New research published by CLAHRC researchers based at the Queen Mary University of London highlights the value of family and friends being involved in the care of mental health inpatients.
The paper, published in BMC Psychiatry details how feasible it was to implement carer involvement in four inpatient wards across East London, and explores the experiences of participants.
The intervention was of particular value soon after admission to an inpatient ward, which can be a traumatic and frightening experience.
The researchers, working out of the University’s Unit for Social and Community Psychiatry, found that despite the challenges of implementing carer involvement in hospital treatment for mental illness, a simple structured approach can make a positive difference. The research also found that patients, clinicians and carers appreciated this approach to care.

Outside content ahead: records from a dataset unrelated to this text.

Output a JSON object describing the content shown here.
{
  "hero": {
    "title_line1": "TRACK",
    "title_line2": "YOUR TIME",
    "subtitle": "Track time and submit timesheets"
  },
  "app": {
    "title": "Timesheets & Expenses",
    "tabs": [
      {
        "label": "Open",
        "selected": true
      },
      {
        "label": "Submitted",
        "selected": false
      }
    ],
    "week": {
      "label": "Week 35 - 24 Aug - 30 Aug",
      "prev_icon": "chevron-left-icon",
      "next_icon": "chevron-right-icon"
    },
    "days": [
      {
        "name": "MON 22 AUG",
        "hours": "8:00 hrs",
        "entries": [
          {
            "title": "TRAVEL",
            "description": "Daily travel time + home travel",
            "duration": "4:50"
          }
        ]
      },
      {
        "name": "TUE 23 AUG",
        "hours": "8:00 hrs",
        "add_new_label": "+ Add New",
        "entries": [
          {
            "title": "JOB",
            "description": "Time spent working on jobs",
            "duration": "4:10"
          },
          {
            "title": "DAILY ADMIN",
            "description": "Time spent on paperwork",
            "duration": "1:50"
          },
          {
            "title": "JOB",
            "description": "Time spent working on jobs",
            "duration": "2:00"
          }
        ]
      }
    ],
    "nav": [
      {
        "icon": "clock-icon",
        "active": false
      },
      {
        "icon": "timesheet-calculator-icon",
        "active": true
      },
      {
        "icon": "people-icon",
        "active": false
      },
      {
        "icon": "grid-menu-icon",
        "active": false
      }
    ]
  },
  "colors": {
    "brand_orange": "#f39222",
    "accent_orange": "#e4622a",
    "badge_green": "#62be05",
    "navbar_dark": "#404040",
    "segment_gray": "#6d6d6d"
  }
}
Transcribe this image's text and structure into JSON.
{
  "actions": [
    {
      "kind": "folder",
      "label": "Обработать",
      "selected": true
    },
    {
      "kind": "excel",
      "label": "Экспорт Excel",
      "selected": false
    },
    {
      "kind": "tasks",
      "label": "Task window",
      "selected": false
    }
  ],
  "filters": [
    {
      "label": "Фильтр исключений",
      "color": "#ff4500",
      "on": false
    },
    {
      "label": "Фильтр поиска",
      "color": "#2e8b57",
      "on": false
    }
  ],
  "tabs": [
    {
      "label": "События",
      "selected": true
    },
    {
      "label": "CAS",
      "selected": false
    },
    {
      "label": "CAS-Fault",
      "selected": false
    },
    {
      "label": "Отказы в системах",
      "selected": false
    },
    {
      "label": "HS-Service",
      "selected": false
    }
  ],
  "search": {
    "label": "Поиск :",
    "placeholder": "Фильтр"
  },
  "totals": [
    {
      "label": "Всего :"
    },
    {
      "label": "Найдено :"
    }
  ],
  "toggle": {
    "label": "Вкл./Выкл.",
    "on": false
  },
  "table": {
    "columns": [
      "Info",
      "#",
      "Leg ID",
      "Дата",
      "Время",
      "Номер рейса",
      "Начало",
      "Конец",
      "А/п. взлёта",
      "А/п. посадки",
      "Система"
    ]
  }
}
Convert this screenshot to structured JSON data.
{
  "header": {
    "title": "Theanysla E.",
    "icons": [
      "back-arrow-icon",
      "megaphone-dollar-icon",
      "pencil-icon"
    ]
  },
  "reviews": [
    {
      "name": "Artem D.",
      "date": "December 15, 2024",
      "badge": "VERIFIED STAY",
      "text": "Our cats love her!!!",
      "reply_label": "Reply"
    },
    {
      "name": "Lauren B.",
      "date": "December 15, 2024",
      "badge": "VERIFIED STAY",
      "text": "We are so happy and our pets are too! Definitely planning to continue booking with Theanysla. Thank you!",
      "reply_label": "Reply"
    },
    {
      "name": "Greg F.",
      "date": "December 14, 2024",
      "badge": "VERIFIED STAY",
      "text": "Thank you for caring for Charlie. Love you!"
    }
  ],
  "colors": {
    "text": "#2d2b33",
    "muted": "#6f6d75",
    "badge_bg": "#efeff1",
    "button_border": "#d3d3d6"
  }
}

The intervention will be of value to clinicians as it offers clear procedures to follow. The authors conclude that wider organisational support is vital to make the intervention work, in particular from senior managers and clinical leaders.
“It’s a matter of building bridges…” – feasibility of a carer involvement intervention for inpatients with severe mental illness
Kaselionyte et al. BMC Psychiatry (2019) 19:268